Two security researchers uncovered a series of vulnerabilities that attackers could exploit to control implanted pacemakers remotely.
At Black Hat USA, researchers Billy Rios of security firm Whitescope and Jonathan Butts of QED Secure Solutions unveiled a chain of vulnerabilities in the CareLink 2090 Programmer. The weaknesses specifically affect the software delivery network for the pacemaker, which is made by medical device manufacturer Medtronic. Rios and Butts found that the updates pushed by the network are neither encrypted nor signed. These flaws make it possible for an attacker to quietly release a malicious update that could alter the number of shocks delivered by the device, reports Komando. Such alterations could potentially prove fatal to patients using the device.
As Medtronic’s software delivery network consists of proprietary cloud infrastructure, the researchers recognized it would have been illegal for them to break into that system and verify their vulnerabilities. They therefore mapped the system and created their own replica of the environment.

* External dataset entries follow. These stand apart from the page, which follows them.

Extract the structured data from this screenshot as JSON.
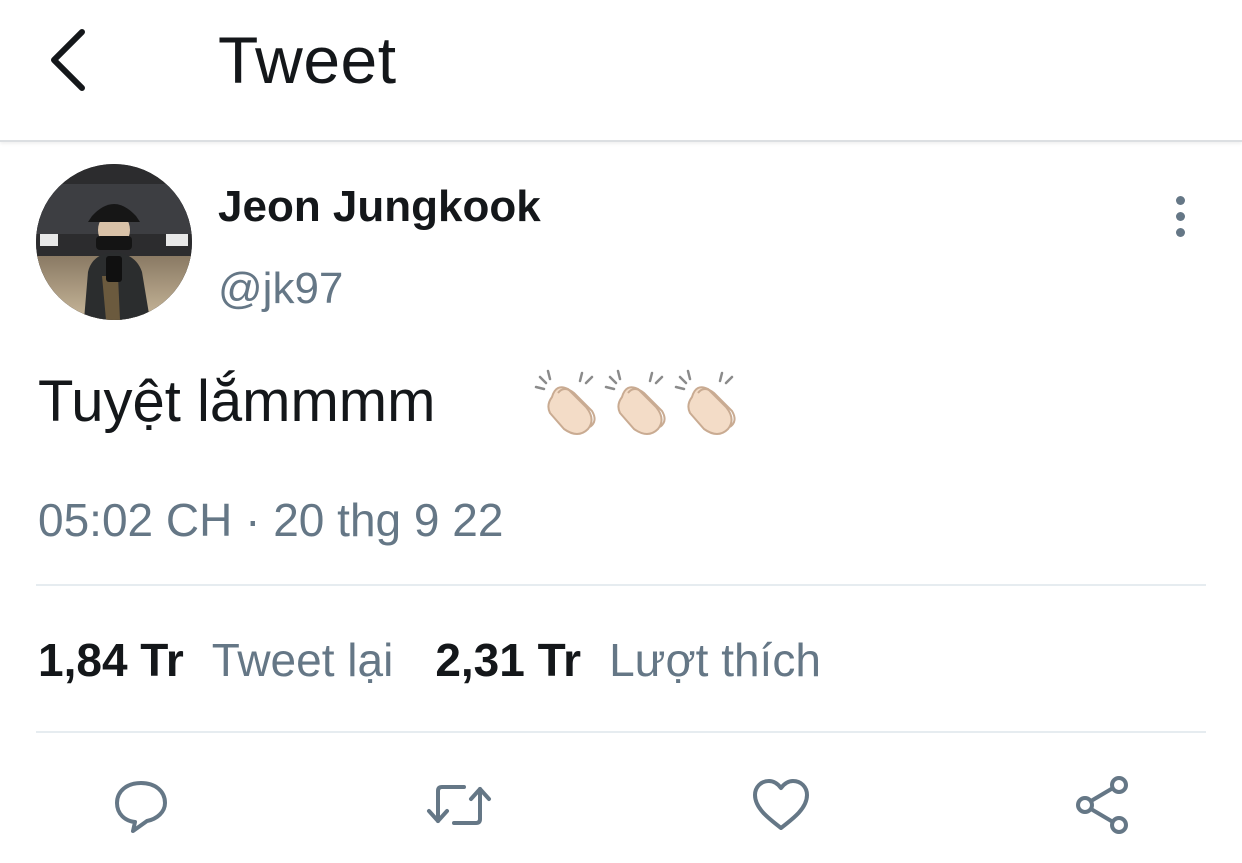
{
  "header": {
    "back_icon": "chevron-left-icon",
    "title": "Tweet"
  },
  "author": {
    "display_name": "Jeon Jungkook",
    "handle": "@jk97"
  },
  "tweet": {
    "text": "Tuyệt lắmmmm",
    "emoji_icon": "clapping-hands-icon",
    "emoji_count": 3,
    "timestamp": "05:02 CH · 20 thg 9 22"
  },
  "stats": {
    "retweets_count": "1,84 Tr",
    "retweets_label": "Tweet lại",
    "likes_count": "2,31 Tr",
    "likes_label": "Lượt thích"
  },
  "actions": [
    "reply-icon",
    "retweet-icon",
    "like-icon",
    "share-icon"
  ],
  "colors": {
    "text_primary": "#14171a",
    "text_secondary": "#657786",
    "divider": "#e6ecf0",
    "emoji_skin": "#f3dcc7"
  }
}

Through this exercise, they were able to confirm the presence of the flaws.
Rios and Butts reported the bugs to Medtronic in January 2017. Their expectation was that the medical device company would patch the issues. But it has not fixed the issues as of this publication. Instead it released a security bulletin in February 2018 claiming that the researchers’ findings “revealed no new potential safety risks based on the existing product security risk assessment.” Medtronic repeated this line in a subsequent statement published in June 2018, indicating that a product update wasn’t necessary and that users could mitigate the risks by following the CareLink 2090 Programmer reference manual and connecting to a secure network.
Butts rejected this response as ineffective. As quoted by WIRED:

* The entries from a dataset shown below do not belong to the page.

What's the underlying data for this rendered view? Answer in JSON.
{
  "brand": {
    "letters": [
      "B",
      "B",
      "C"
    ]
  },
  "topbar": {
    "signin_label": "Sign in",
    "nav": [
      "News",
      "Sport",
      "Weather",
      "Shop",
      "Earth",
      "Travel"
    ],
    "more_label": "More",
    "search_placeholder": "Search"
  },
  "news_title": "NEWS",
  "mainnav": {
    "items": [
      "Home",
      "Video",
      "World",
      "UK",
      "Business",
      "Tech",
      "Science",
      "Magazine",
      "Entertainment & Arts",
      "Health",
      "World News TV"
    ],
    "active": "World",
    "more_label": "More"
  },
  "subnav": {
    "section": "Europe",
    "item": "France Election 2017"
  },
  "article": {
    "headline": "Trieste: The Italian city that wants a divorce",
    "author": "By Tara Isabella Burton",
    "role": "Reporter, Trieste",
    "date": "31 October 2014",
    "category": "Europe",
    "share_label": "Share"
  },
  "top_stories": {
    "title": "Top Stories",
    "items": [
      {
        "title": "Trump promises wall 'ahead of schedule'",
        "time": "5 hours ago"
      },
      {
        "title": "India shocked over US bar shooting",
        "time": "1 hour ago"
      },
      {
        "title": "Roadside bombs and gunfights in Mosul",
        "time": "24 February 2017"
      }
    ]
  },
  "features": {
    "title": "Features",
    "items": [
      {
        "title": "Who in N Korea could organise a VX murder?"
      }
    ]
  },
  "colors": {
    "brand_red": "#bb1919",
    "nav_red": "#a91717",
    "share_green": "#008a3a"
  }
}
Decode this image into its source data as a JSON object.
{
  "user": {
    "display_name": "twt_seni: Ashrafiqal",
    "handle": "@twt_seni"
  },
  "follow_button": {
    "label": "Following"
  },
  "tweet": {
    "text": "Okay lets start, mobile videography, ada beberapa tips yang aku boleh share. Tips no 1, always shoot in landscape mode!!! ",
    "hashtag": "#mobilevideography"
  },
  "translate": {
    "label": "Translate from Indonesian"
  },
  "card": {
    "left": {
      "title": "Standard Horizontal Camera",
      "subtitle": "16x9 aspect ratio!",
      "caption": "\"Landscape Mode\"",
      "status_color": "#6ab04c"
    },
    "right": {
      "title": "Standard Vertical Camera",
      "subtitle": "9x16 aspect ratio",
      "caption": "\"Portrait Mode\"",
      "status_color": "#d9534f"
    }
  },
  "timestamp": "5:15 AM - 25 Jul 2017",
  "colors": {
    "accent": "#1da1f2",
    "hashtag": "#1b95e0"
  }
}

“The time period Medtronic spent discussing this with us, if they had just put that time into making a fix they could have solved a lot of these issues. Now we’re two years down the road and there are patients still susceptible to this risk of altering therapy, which means we could do a shock when we wanted to or we could deny shocks from happening. It’s very frustrating.”

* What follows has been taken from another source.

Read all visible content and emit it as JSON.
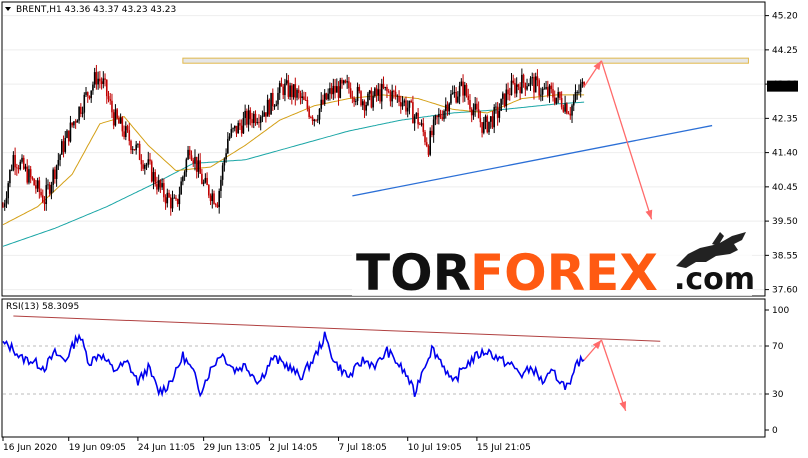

Rios agreed with Butts’ assessment, noting that “if you just code sign, all these issues go away, but for some reason they refuse to do that.” He went on to tell Ars Technica that Medtronic’s response doesn’t make the jobs of security researchers any easier.
“We believe the benefits for implanted medical devices outweigh the risks. However, when you have manufacturers acting the way Medtronic did, it’s hard to trust them.”
The vulnerabilities found by Rios and Butts highlights the importance of organizations and other sectors using HTTPS to secure their communications with proprietary technology and systems. To ensure the security of those connections, security professionals need to make sure their digital certificates are safe from misuse. Complete visibility of the encryption environment is a good place to start for information security personnel.